But only a few months into government, the Aam Aadmi administration has been accused of malpractice and incompetence. Several of its policies appear to be repackaging and rebranding of the old.
One example is the conversion of sewa kendras (service centres) into mohalla clinics (neighbourhood clinics). Sewa kendras were constructed in 2016 at the cost of 2 million rupees each during the Shiromani Akali Dal-Bharatiya Janata Party government’s tenure. They were closed in 2018 by the Congress government which succeeded it. Now the Aam Aadmi administration has converted 117 defunct sewa kendras into mohalla clinics by renovating them at the cost of 1.9 rupees million per building – virtually the original cost of construction. The party’s advertising spending has also come under scrutiny.
According to documents procured through the Right to Information Act, within the first two months of forming government, the Aam Aadmi Party spent 373.6 million rupees on advertisements tom-tomming its achievements. The government has also allegedly allowed the use of Punjab State funds for contesting elections in other states.
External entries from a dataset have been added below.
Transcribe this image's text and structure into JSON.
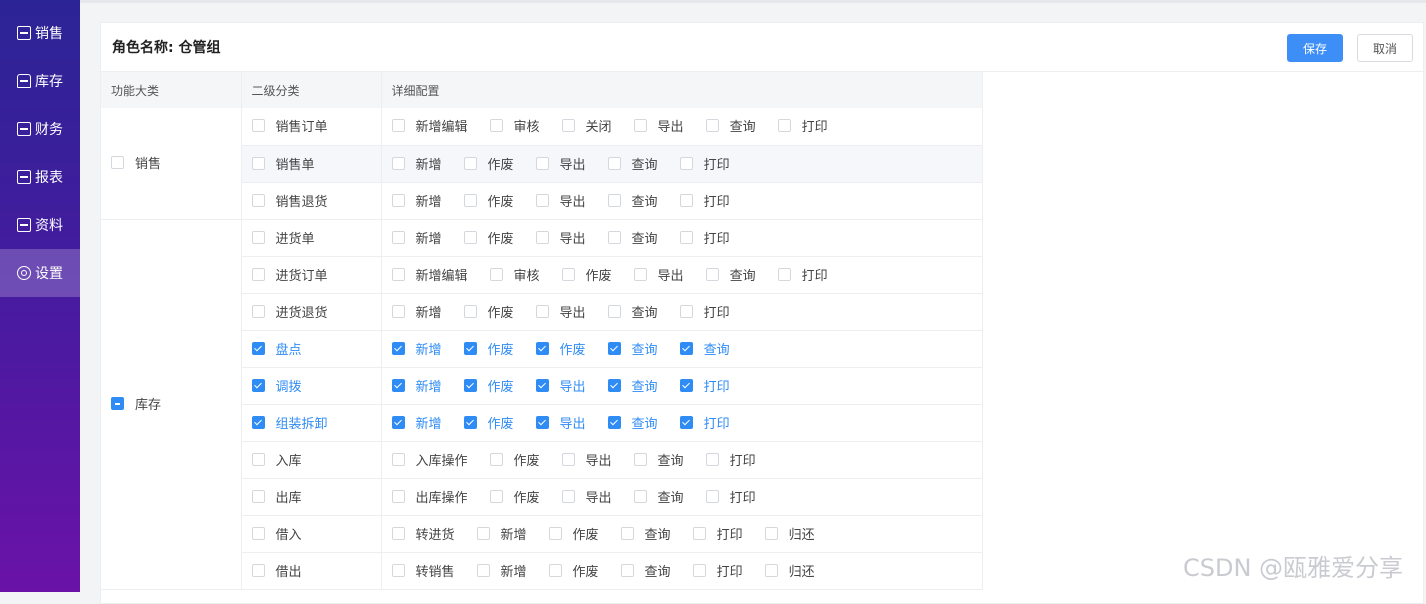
{
  "sidebar": {
    "items": [
      {
        "label": "销售",
        "icon": "sales-icon",
        "active": false
      },
      {
        "label": "库存",
        "icon": "home-icon",
        "active": false
      },
      {
        "label": "财务",
        "icon": "finance-icon",
        "active": false
      },
      {
        "label": "报表",
        "icon": "report-icon",
        "active": false
      },
      {
        "label": "资料",
        "icon": "data-icon",
        "active": false
      },
      {
        "label": "设置",
        "icon": "settings-icon",
        "active": true
      }
    ]
  },
  "header": {
    "role_label": "角色名称: 仓管组",
    "save_label": "保存",
    "cancel_label": "取消"
  },
  "table": {
    "columns": [
      "功能大类",
      "二级分类",
      "详细配置"
    ],
    "groups": [
      {
        "label": "销售",
        "state": "unchecked",
        "rows": [
          {
            "label": "销售订单",
            "checked": false,
            "highlight": false,
            "actions": [
              {
                "label": "新增编辑",
                "checked": false
              },
              {
                "label": "审核",
                "checked": false
              },
              {
                "label": "关闭",
                "checked": false
              },
              {
                "label": "导出",
                "checked": false
              },
              {
                "label": "查询",
                "checked": false
              },
              {
                "label": "打印",
                "checked": false
              }
            ]
          },
          {
            "label": "销售单",
            "checked": false,
            "highlight": true,
            "actions": [
              {
                "label": "新增",
                "checked": false
              },
              {
                "label": "作废",
                "checked": false
              },
              {
                "label": "导出",
                "checked": false
              },
              {
                "label": "查询",
                "checked": false
              },
              {
                "label": "打印",
                "checked": false
              }
            ]
          },
          {
            "label": "销售退货",
            "checked": false,
            "highlight": false,
            "actions": [
              {
                "label": "新增",
                "checked": false
              },
              {
                "label": "作废",
                "checked": false
              },
              {
                "label": "导出",
                "checked": false
              },
              {
                "label": "查询",
                "checked": false
              },
              {
                "label": "打印",
                "checked": false
              }
            ]
          }
        ]
      },
      {
        "label": "库存",
        "state": "indeterminate",
        "rows": [
          {
            "label": "进货单",
            "checked": false,
            "highlight": false,
            "actions": [
              {
                "label": "新增",
                "checked": false
              },
              {
                "label": "作废",
                "checked": false
              },
              {
                "label": "导出",
                "checked": false
              },
              {
                "label": "查询",
                "checked": false
              },
              {
                "label": "打印",
                "checked": false
              }
            ]
          },
          {
            "label": "进货订单",
            "checked": false,
            "highlight": false,
            "actions": [
              {
                "label": "新增编辑",
                "checked": false
              },
              {
                "label": "审核",
                "checked": false
              },
              {
                "label": "作废",
                "checked": false
              },
              {
                "label": "导出",
                "checked": false
              },
              {
                "label": "查询",
                "checked": false
              },
              {
                "label": "打印",
                "checked": false
              }
            ]
          },
          {
            "label": "进货退货",
            "checked": false,
            "highlight": false,
            "actions": [
              {
                "label": "新增",
                "checked": false
              },
              {
                "label": "作废",
                "checked": false
              },
              {
                "label": "导出",
                "checked": false
              },
              {
                "label": "查询",
                "checked": false
              },
              {
                "label": "打印",
                "checked": false
              }
            ]
          },
          {
            "label": "盘点",
            "checked": true,
            "highlight": false,
            "actions": [
              {
                "label": "新增",
                "checked": true
              },
              {
                "label": "作废",
                "checked": true
              },
              {
                "label": "作废",
                "checked": true
              },
              {
                "label": "查询",
                "checked": true
              },
              {
                "label": "查询",
                "checked": true
              }
            ]
          },
          {
            "label": "调拨",
            "checked": true,
            "highlight": false,
            "actions": [
              {
                "label": "新增",
                "checked": true
              },
              {
                "label": "作废",
                "checked": true
              },
              {
                "label": "导出",
                "checked": true
              },
              {
                "label": "查询",
                "checked": true
              },
              {
                "label": "打印",
                "checked": true
              }
            ]
          },
          {
            "label": "组装拆卸",
            "checked": true,
            "highlight": false,
            "actions": [
              {
                "label": "新增",
                "checked": true
              },
              {
                "label": "作废",
                "checked": true
              },
              {
                "label": "导出",
                "checked": true
              },
              {
                "label": "查询",
                "checked": true
              },
              {
                "label": "打印",
                "checked": true
              }
            ]
          },
          {
            "label": "入库",
            "checked": false,
            "highlight": false,
            "actions": [
              {
                "label": "入库操作",
                "checked": false
              },
              {
                "label": "作废",
                "checked": false
              },
              {
                "label": "导出",
                "checked": false
              },
              {
                "label": "查询",
                "checked": false
              },
              {
                "label": "打印",
                "checked": false
              }
            ]
          },
          {
            "label": "出库",
            "checked": false,
            "highlight": false,
            "actions": [
              {
                "label": "出库操作",
                "checked": false
              },
              {
                "label": "作废",
                "checked": false
              },
              {
                "label": "导出",
                "checked": false
              },
              {
                "label": "查询",
                "checked": false
              },
              {
                "label": "打印",
                "checked": false
              }
            ]
          },
          {
            "label": "借入",
            "checked": false,
            "highlight": false,
            "actions": [
              {
                "label": "转进货",
                "checked": false
              },
              {
                "label": "新增",
                "checked": false
              },
              {
                "label": "作废",
                "checked": false
              },
              {
                "label": "查询",
                "checked": false
              },
              {
                "label": "打印",
                "checked": false
              },
              {
                "label": "归还",
                "checked": false
              }
            ]
          },
          {
            "label": "借出",
            "checked": false,
            "highlight": false,
            "actions": [
              {
                "label": "转销售",
                "checked": false
              },
              {
                "label": "新增",
                "checked": false
              },
              {
                "label": "作废",
                "checked": false
              },
              {
                "label": "查询",
                "checked": false
              },
              {
                "label": "打印",
                "checked": false
              },
              {
                "label": "归还",
                "checked": false
              }
            ]
          }
        ]
      }
    ]
  },
  "watermark": "CSDN @瓯雅爱分享",
  "colors": {
    "accent": "#2f8cf5",
    "sidebar_top": "#2b2496",
    "sidebar_bottom": "#6a12a8"
  }
}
In the run-up to the Punjab election, it was accused of selling assembly poll tickets to political aspirants. After taking charge, the party was attacked for its apparently selective approach in weeding out corrupt party officials. Opposition leader Pratap Singh Bajwa questioned the Aam Aadmi Party’s attitude to legislator Fauja Singh Sarari’s involvement in corruption and extortion cases.
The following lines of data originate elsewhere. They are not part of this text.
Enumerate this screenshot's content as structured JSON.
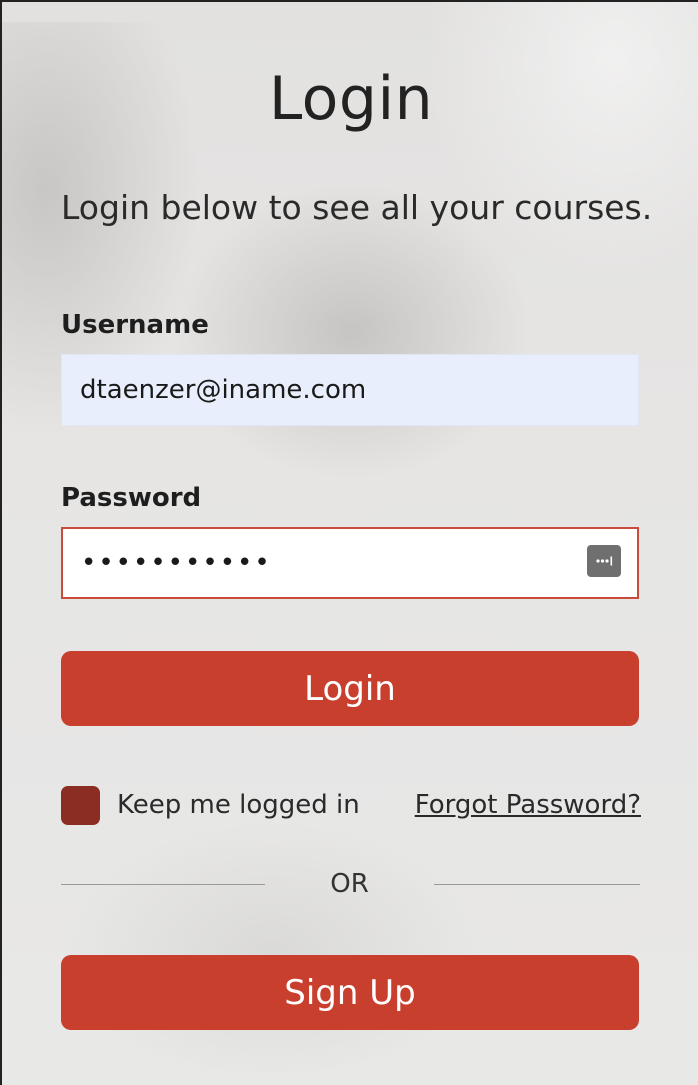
{
  "header": {
    "title": "Login",
    "subtitle": "Login below to see all your courses."
  },
  "form": {
    "username_label": "Username",
    "username_value": "dtaenzer@iname.com",
    "password_label": "Password",
    "password_value": "•••••••••••",
    "login_button": "Login",
    "keep_logged_in_label": "Keep me logged in",
    "forgot_password_link": "Forgot Password?",
    "divider_text": "OR",
    "signup_button": "Sign Up"
  },
  "icons": {
    "password_manager": "password-key-icon"
  },
  "colors": {
    "accent": "#c93f2d",
    "checkbox": "#8c2d23",
    "password_border": "#cc4a3a",
    "username_autofill_bg": "#e8eefc"
  }
}
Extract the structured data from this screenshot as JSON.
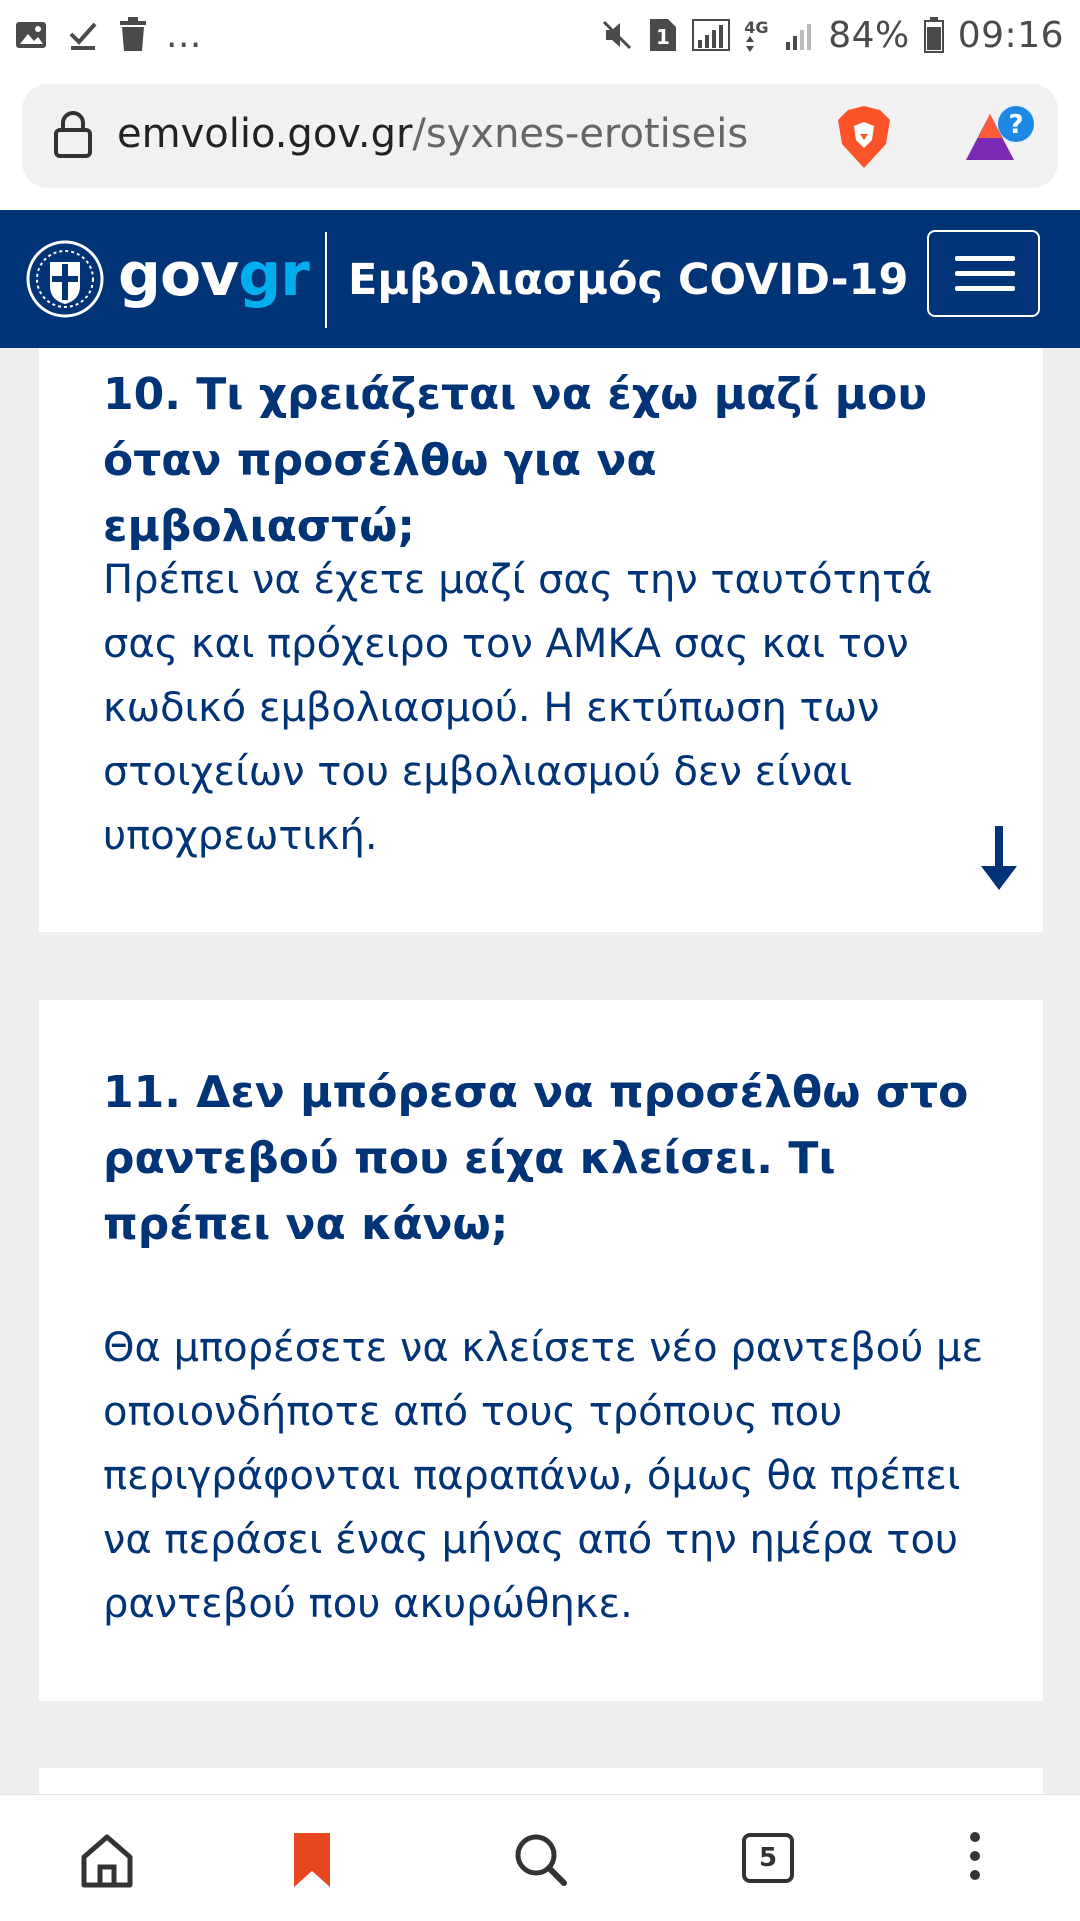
{
  "status_bar": {
    "battery": "84%",
    "time": "09:16",
    "network": "4G",
    "sim_slot": "1",
    "more": "..."
  },
  "url_bar": {
    "domain": "emvolio.gov.gr",
    "path": "/syxnes-erotiseis"
  },
  "header": {
    "brand_gov": "gov",
    "brand_gr": "gr",
    "title": "Εμβολιασμός COVID-19"
  },
  "faq": [
    {
      "question": "10. Τι χρειάζεται να έχω μαζί μου όταν προσέλθω για να εμβολιαστώ;",
      "answer": "Πρέπει να έχετε μαζί σας την ταυτότητά σας και πρόχειρο τον ΑΜΚΑ σας και τον κωδικό εμβολιασμού. Η εκτύπωση των στοιχείων του εμβολιασμού δεν είναι υποχρεωτική."
    },
    {
      "question": "11. Δεν μπόρεσα να προσέλθω στο ραντεβού που είχα κλείσει. Τι πρέπει να κάνω;",
      "answer": "Θα μπορέσετε να κλείσετε νέο ραντεβού με οποιονδήποτε από τους τρόπους που περιγράφονται παραπάνω, όμως θα πρέπει να περάσει ένας μήνας από την ημέρα του ραντεβού που ακυρώθηκε."
    }
  ],
  "bottom_nav": {
    "tab_count": "5"
  },
  "colors": {
    "brand_blue": "#003476",
    "brand_accent": "#00aeef",
    "bookmark_active": "#e8461e"
  }
}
Shiromani Akali Dal president Sukhbir Singh Badal also demanded an inquiry into the party’s involvement in a 5000 million rupees excise-tax scam. A similar concern is shared by the social activists that the current government, like its predecessor, is holding back information on pending corruption cases against its party and government officials.
It would seem the Aam Aadmi Party’s focus has been largely on sting operations to uncover corruption in projects associated with previous state governments. These operations are then trumpeted on social media platforms and through full-page newspaper advertisements.
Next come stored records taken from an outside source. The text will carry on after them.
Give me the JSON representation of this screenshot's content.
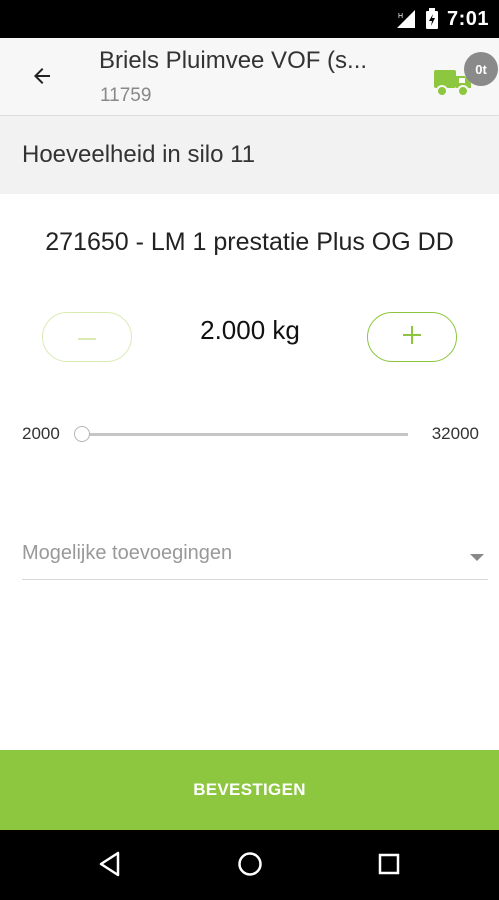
{
  "status_bar": {
    "time": "7:01"
  },
  "app_bar": {
    "title": "Briels Pluimvee VOF (s...",
    "subtitle": "11759",
    "back_icon": "arrow-left-icon",
    "truck_icon": "truck-icon",
    "truck_badge": "0t",
    "truck_color": "#8dc63f"
  },
  "section": {
    "title": "Hoeveelheid in silo 11"
  },
  "product": {
    "name": "271650 - LM 1 prestatie Plus OG DD"
  },
  "quantity": {
    "value": "2.000 kg",
    "minus_icon": "minus-icon",
    "plus_icon": "plus-icon"
  },
  "slider": {
    "min_label": "2000",
    "max_label": "32000",
    "value": 2000,
    "min": 2000,
    "max": 32000
  },
  "additions": {
    "placeholder": "Mogelijke toevoegingen",
    "caret_icon": "caret-down-icon"
  },
  "confirm": {
    "label": "BEVESTIGEN",
    "color": "#8dc63f"
  },
  "nav_bar": {
    "back_icon": "nav-back-icon",
    "home_icon": "nav-home-icon",
    "recents_icon": "nav-recents-icon"
  }
}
Meanwhile, corruption seems to have taken different forms. Political parties are being accused of selling poll tickets, thus corrupting the electoral process. Elections are being fought by offering freebies and making uneconomical promises, the extravagant use of public funds, delaying the prosecution of the corrupt and a selective approach to punishing and weeding out corrupt government functionaries.
This not only affects voting behaviour but the financial system and the legal system as well. What the Aam Aadmi Party’s penchant for dramatics has done is to reveal a selective enforcement of its anti-corruption agenda at the cost of ignoring the preventive approach.
A preventive approach would require behavioural changes at the grass-roots level, transforming public institutions to make them transparent and accountable, changing the nature of people’s interaction with government agencies by automating the process and empowering citizens through various legislations such as the RTI Act and Public Services Guarantee Act.
There are signs the prevailing culture of corruption has neither disappeared nor abated. The enforcement strategies to curb corruption seem designed more to make an impact in the media while there has not been a visible reduction in the avenues of corruption.
Amit Kumar works as a Research Officer at Institute for Development and Communication, Chandigarh, India. His areas of specialisation include Gender and Masculinities studies, Social and Political Geography. The author declared no conflicts of interest in relation to this article.
Editors Note: In the story “Combatting corruption in democracies” sent at: 01/12/2022 09:34.
This is a corrected repeat.